» **REQUIRED ACTION**
This exercise calls for retyping every line below exactly, with the images omitted.

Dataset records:
────────────────────
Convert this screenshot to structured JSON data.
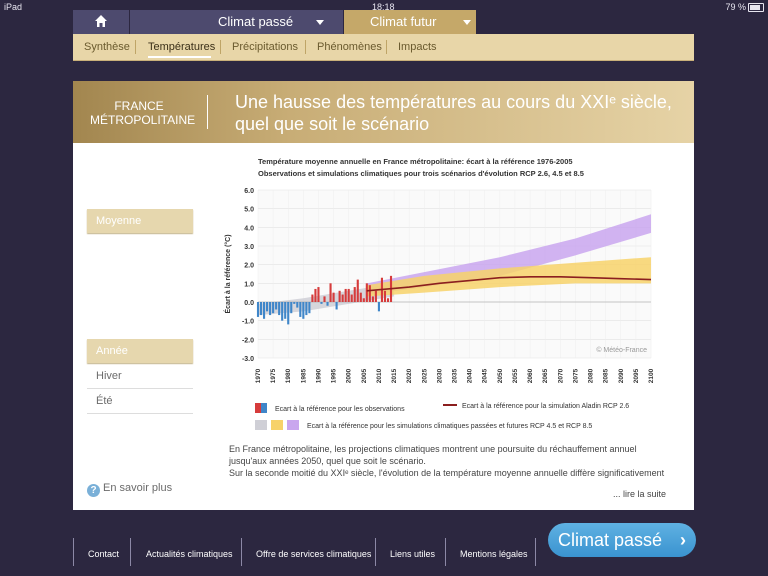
{
  "status": {
    "device": "iPad",
    "time": "18:18",
    "battery": "79 %"
  },
  "topnav": {
    "passe": "Climat passé",
    "futur": "Climat futur"
  },
  "tabs": [
    "Synthèse",
    "Températures",
    "Précipitations",
    "Phénomènes",
    "Impacts"
  ],
  "header": {
    "region_line1": "FRANCE",
    "region_line2": "MÉTROPOLITAINE",
    "title_line1": "Une hausse des températures au cours du XXIᵉ siècle,",
    "title_line2": "quel que soit le scénario"
  },
  "side": {
    "moyenne": "Moyenne",
    "annee": "Année",
    "hiver": "Hiver",
    "ete": "Été",
    "info": "En savoir plus"
  },
  "para": {
    "line1": "En France métropolitaine, les projections climatiques montrent une poursuite du réchauffement annuel jusqu'aux années 2050, quel que soit le scénario.",
    "line2": "Sur la seconde moitié du XXIᵉ siècle, l'évolution de la température moyenne annuelle diffère significativement",
    "more": "... lire la suite"
  },
  "footer": [
    "Contact",
    "Actualités climatiques",
    "Offre de services climatiques",
    "Liens utiles",
    "Mentions légales"
  ],
  "cta": "Climat passé",
  "colors": {
    "warm": "#d63b3b",
    "cold": "#3f86c9",
    "rcp26": "#cfcfd6",
    "rcp45": "#f7d26a",
    "rcp85": "#c9a6ee",
    "aladin": "#8b1f1f"
  },
  "chart_data": {
    "type": "area",
    "title": "Température moyenne annuelle en France métropolitaine: écart à la référence 1976-2005",
    "subtitle": "Observations et simulations climatiques pour trois scénarios d'évolution RCP 2.6, 4.5 et 8.5",
    "ylabel": "Écart à la référence (°C)",
    "ylim": [
      -3.0,
      6.0
    ],
    "yticks": [
      "6.0",
      "5.0",
      "4.0",
      "3.0",
      "2.0",
      "1.0",
      "0.0",
      "-1.0",
      "-2.0",
      "-3.0"
    ],
    "xticks": [
      "1970",
      "1975",
      "1980",
      "1985",
      "1990",
      "1995",
      "2000",
      "2005",
      "2010",
      "2015",
      "2020",
      "2025",
      "2030",
      "2035",
      "2040",
      "2045",
      "2050",
      "2055",
      "2060",
      "2065",
      "2070",
      "2075",
      "2080",
      "2085",
      "2090",
      "2095",
      "2100"
    ],
    "watermark": "© Météo-France",
    "observations": {
      "years": [
        1970,
        1971,
        1972,
        1973,
        1974,
        1975,
        1976,
        1977,
        1978,
        1979,
        1980,
        1981,
        1982,
        1983,
        1984,
        1985,
        1986,
        1987,
        1988,
        1989,
        1990,
        1991,
        1992,
        1993,
        1994,
        1995,
        1996,
        1997,
        1998,
        1999,
        2000,
        2001,
        2002,
        2003,
        2004,
        2005,
        2006,
        2007,
        2008,
        2009,
        2010,
        2011,
        2012,
        2013,
        2014
      ],
      "values": [
        -0.8,
        -0.7,
        -0.9,
        -0.5,
        -0.7,
        -0.6,
        -0.4,
        -0.7,
        -1.0,
        -0.9,
        -1.2,
        -0.6,
        -0.1,
        -0.3,
        -0.8,
        -0.9,
        -0.7,
        -0.6,
        0.4,
        0.7,
        0.8,
        -0.1,
        0.3,
        -0.2,
        1.0,
        0.5,
        -0.4,
        0.6,
        0.4,
        0.7,
        0.7,
        0.4,
        0.8,
        1.2,
        0.5,
        0.2,
        1.0,
        0.9,
        0.3,
        0.6,
        -0.5,
        1.3,
        0.6,
        0.2,
        1.4
      ]
    },
    "aladin_rcp26": {
      "x": [
        2006,
        2020,
        2030,
        2040,
        2050,
        2060,
        2070,
        2080,
        2090,
        2100
      ],
      "y": [
        0.6,
        0.8,
        1.0,
        1.15,
        1.3,
        1.35,
        1.35,
        1.3,
        1.25,
        1.2
      ]
    },
    "envelopes": [
      {
        "name": "RCP 2.6",
        "x": [
          1970,
          1985,
          2000,
          2015
        ],
        "low": [
          -0.7,
          -0.5,
          -0.1,
          0.3
        ],
        "high": [
          -0.1,
          0.2,
          0.6,
          1.0
        ]
      },
      {
        "name": "RCP 4.5",
        "x": [
          2006,
          2025,
          2050,
          2075,
          2100
        ],
        "low": [
          0.3,
          0.5,
          0.8,
          1.0,
          1.0
        ],
        "high": [
          0.9,
          1.4,
          1.8,
          2.1,
          2.4
        ]
      },
      {
        "name": "RCP 8.5",
        "x": [
          2006,
          2025,
          2050,
          2075,
          2100
        ],
        "low": [
          0.4,
          0.8,
          1.4,
          2.5,
          3.7
        ],
        "high": [
          1.0,
          1.6,
          2.4,
          3.4,
          4.7
        ]
      }
    ],
    "legend": [
      "Ecart à la référence pour les observations",
      "Ecart à la référence pour la simulation Aladin RCP 2.6",
      "Ecart à la référence pour les simulations climatiques passées et futures RCP 4.5 et RCP 8.5"
    ]
  }
}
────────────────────
» **RESPONSE BOX**
Convert this screenshot to structured JSON data.
{
  "status": {
    "device": "iPad",
    "time": "18:18",
    "battery": "79 %"
  },
  "topnav": {
    "passe": "Climat passé",
    "futur": "Climat futur"
  },
  "tabs": [
    "Synthèse",
    "Températures",
    "Précipitations",
    "Phénomènes",
    "Impacts"
  ],
  "header": {
    "region_line1": "FRANCE",
    "region_line2": "MÉTROPOLITAINE",
    "title_line1": "Une hausse des températures au cours du XXIᵉ siècle,",
    "title_line2": "quel que soit le scénario"
  },
  "side": {
    "moyenne": "Moyenne",
    "annee": "Année",
    "hiver": "Hiver",
    "ete": "Été",
    "info": "En savoir plus"
  },
  "para": {
    "line1": "En France métropolitaine, les projections climatiques montrent une poursuite du réchauffement annuel jusqu'aux années 2050, quel que soit le scénario.",
    "line2": "Sur la seconde moitié du XXIᵉ siècle, l'évolution de la température moyenne annuelle diffère significativement",
    "more": "... lire la suite"
  },
  "footer": [
    "Contact",
    "Actualités climatiques",
    "Offre de services climatiques",
    "Liens utiles",
    "Mentions légales"
  ],
  "cta": "Climat passé",
  "colors": {
    "warm": "#d63b3b",
    "cold": "#3f86c9",
    "rcp26": "#cfcfd6",
    "rcp45": "#f7d26a",
    "rcp85": "#c9a6ee",
    "aladin": "#8b1f1f"
  },
  "chart_data": {
    "type": "area",
    "title": "Température moyenne annuelle en France métropolitaine: écart à la référence 1976-2005",
    "subtitle": "Observations et simulations climatiques pour trois scénarios d'évolution RCP 2.6, 4.5 et 8.5",
    "ylabel": "Écart à la référence (°C)",
    "ylim": [
      -3.0,
      6.0
    ],
    "yticks": [
      "6.0",
      "5.0",
      "4.0",
      "3.0",
      "2.0",
      "1.0",
      "0.0",
      "-1.0",
      "-2.0",
      "-3.0"
    ],
    "xticks": [
      "1970",
      "1975",
      "1980",
      "1985",
      "1990",
      "1995",
      "2000",
      "2005",
      "2010",
      "2015",
      "2020",
      "2025",
      "2030",
      "2035",
      "2040",
      "2045",
      "2050",
      "2055",
      "2060",
      "2065",
      "2070",
      "2075",
      "2080",
      "2085",
      "2090",
      "2095",
      "2100"
    ],
    "watermark": "© Météo-France",
    "observations": {
      "years": [
        1970,
        1971,
        1972,
        1973,
        1974,
        1975,
        1976,
        1977,
        1978,
        1979,
        1980,
        1981,
        1982,
        1983,
        1984,
        1985,
        1986,
        1987,
        1988,
        1989,
        1990,
        1991,
        1992,
        1993,
        1994,
        1995,
        1996,
        1997,
        1998,
        1999,
        2000,
        2001,
        2002,
        2003,
        2004,
        2005,
        2006,
        2007,
        2008,
        2009,
        2010,
        2011,
        2012,
        2013,
        2014
      ],
      "values": [
        -0.8,
        -0.7,
        -0.9,
        -0.5,
        -0.7,
        -0.6,
        -0.4,
        -0.7,
        -1.0,
        -0.9,
        -1.2,
        -0.6,
        -0.1,
        -0.3,
        -0.8,
        -0.9,
        -0.7,
        -0.6,
        0.4,
        0.7,
        0.8,
        -0.1,
        0.3,
        -0.2,
        1.0,
        0.5,
        -0.4,
        0.6,
        0.4,
        0.7,
        0.7,
        0.4,
        0.8,
        1.2,
        0.5,
        0.2,
        1.0,
        0.9,
        0.3,
        0.6,
        -0.5,
        1.3,
        0.6,
        0.2,
        1.4
      ]
    },
    "aladin_rcp26": {
      "x": [
        2006,
        2020,
        2030,
        2040,
        2050,
        2060,
        2070,
        2080,
        2090,
        2100
      ],
      "y": [
        0.6,
        0.8,
        1.0,
        1.15,
        1.3,
        1.35,
        1.35,
        1.3,
        1.25,
        1.2
      ]
    },
    "envelopes": [
      {
        "name": "RCP 2.6",
        "x": [
          1970,
          1985,
          2000,
          2015
        ],
        "low": [
          -0.7,
          -0.5,
          -0.1,
          0.3
        ],
        "high": [
          -0.1,
          0.2,
          0.6,
          1.0
        ]
      },
      {
        "name": "RCP 4.5",
        "x": [
          2006,
          2025,
          2050,
          2075,
          2100
        ],
        "low": [
          0.3,
          0.5,
          0.8,
          1.0,
          1.0
        ],
        "high": [
          0.9,
          1.4,
          1.8,
          2.1,
          2.4
        ]
      },
      {
        "name": "RCP 8.5",
        "x": [
          2006,
          2025,
          2050,
          2075,
          2100
        ],
        "low": [
          0.4,
          0.8,
          1.4,
          2.5,
          3.7
        ],
        "high": [
          1.0,
          1.6,
          2.4,
          3.4,
          4.7
        ]
      }
    ],
    "legend": [
      "Ecart à la référence pour les observations",
      "Ecart à la référence pour la simulation Aladin RCP 2.6",
      "Ecart à la référence pour les simulations climatiques passées et futures RCP 4.5 et RCP 8.5"
    ]
  }
}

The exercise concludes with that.